Free Newsletters - Space - Defense - Environment - Energy - Solar - Nuclear
by Staff Writers
Beijing (XNA) Mar 19, 2014
China has deployed more than ten vessels and 21 satellites to search for the missing Malaysia Airlines jetliner with 239 people on board, including 154 Chinese.
"More than ten search vessels from China are searching in the related seas. We have deployed 21 satellites, informed 25 countries of the development and asked them for help," Foreign Ministry spokesman Hong Lei told a daily press briefing on Tuesday.
Hong said China appreciated those countries' all-out efforts to help with the search.
"As long as there is a glimmer of hope, we will make unremitting efforts," Hong said, acknowledging the search area has significantly expanded.
China has used satellites and radars to search for the missing jet in parts of its own territory covered by a northern corridor that the aircraft could have flown through, Hong said.
Malaysian official sources say the plane could be anywhere along a giant arc extending from Kazakhstan in the north to the Indian Ocean in the south.
China said on Monday that the focus of its search was no longer just in the South China Sea.
Hong called on Malaysia to provide comprehensive and accurate information regarding the search area and come up with solutions.
"We believe search and investigation should go hand in hand," as the investigation can offer more accurate and all-round information for the search, Hong said.

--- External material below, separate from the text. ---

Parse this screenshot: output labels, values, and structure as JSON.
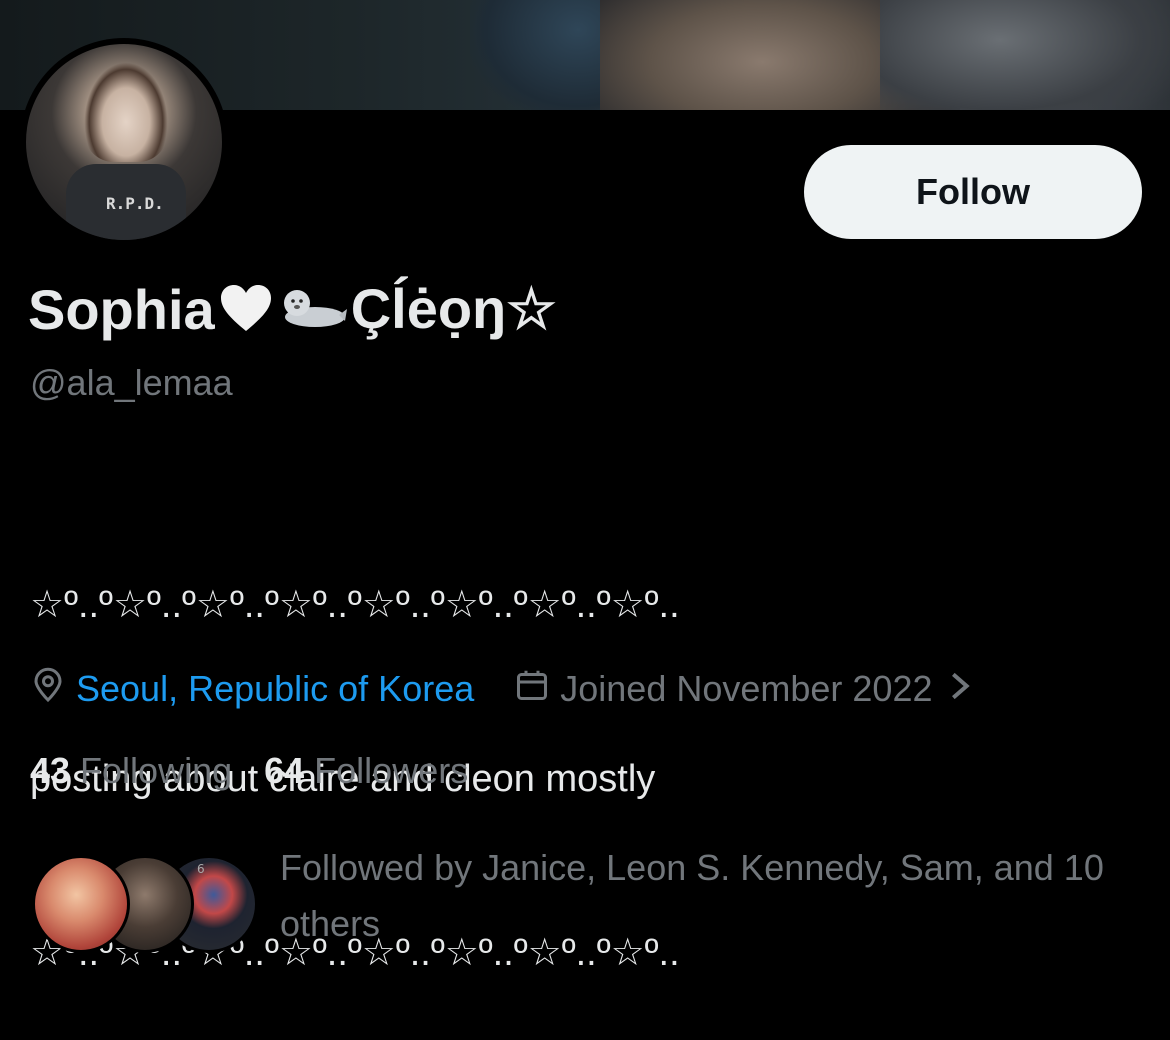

Hong said China has closely coordinated with Malaysia. "As long as the work helps with the search, China will actively coordinate."
By Tuesday, 26 countries were searching for the plane, compared with 14 last week. China has updated its embassies in the countries on latest developments.
Source: Xinhua News Agency
China National Space Administration
Earth Observation News - Suppiliers, Technology and Application
|The content herein, unless otherwise known to be public domain, are Copyright 1995-2014 - Space Media Network. All websites are published in Australia and are solely subject to Australian law and governed by Fair Use principals for news reporting and research purposes. AFP, UPI and IANS news wire stories are copyright Agence France-Presse, United Press International and Indo-Asia News Service. ESA news reports are copyright European Space Agency. All NASA sourced material is public domain. Additional copyrights may apply in whole or part to other bona fide parties. Advertising does not imply endorsement, agreement or approval of any opinions, statements or information provided by Space Media Network on any Web page published or hosted by Space Media Network. Privacy Statement All images and articles appearing on Space Media Network have been edited or digitally altered in some way. Any requests to remove copyright material will be acted upon in a timely and appropriate manner. Any attempt to extort money from Space Media Network will be ignored and reported to Australian Law Enforcement Agencies as a potential case of financial fraud involving the use of a telephonic carriage device or postal service.|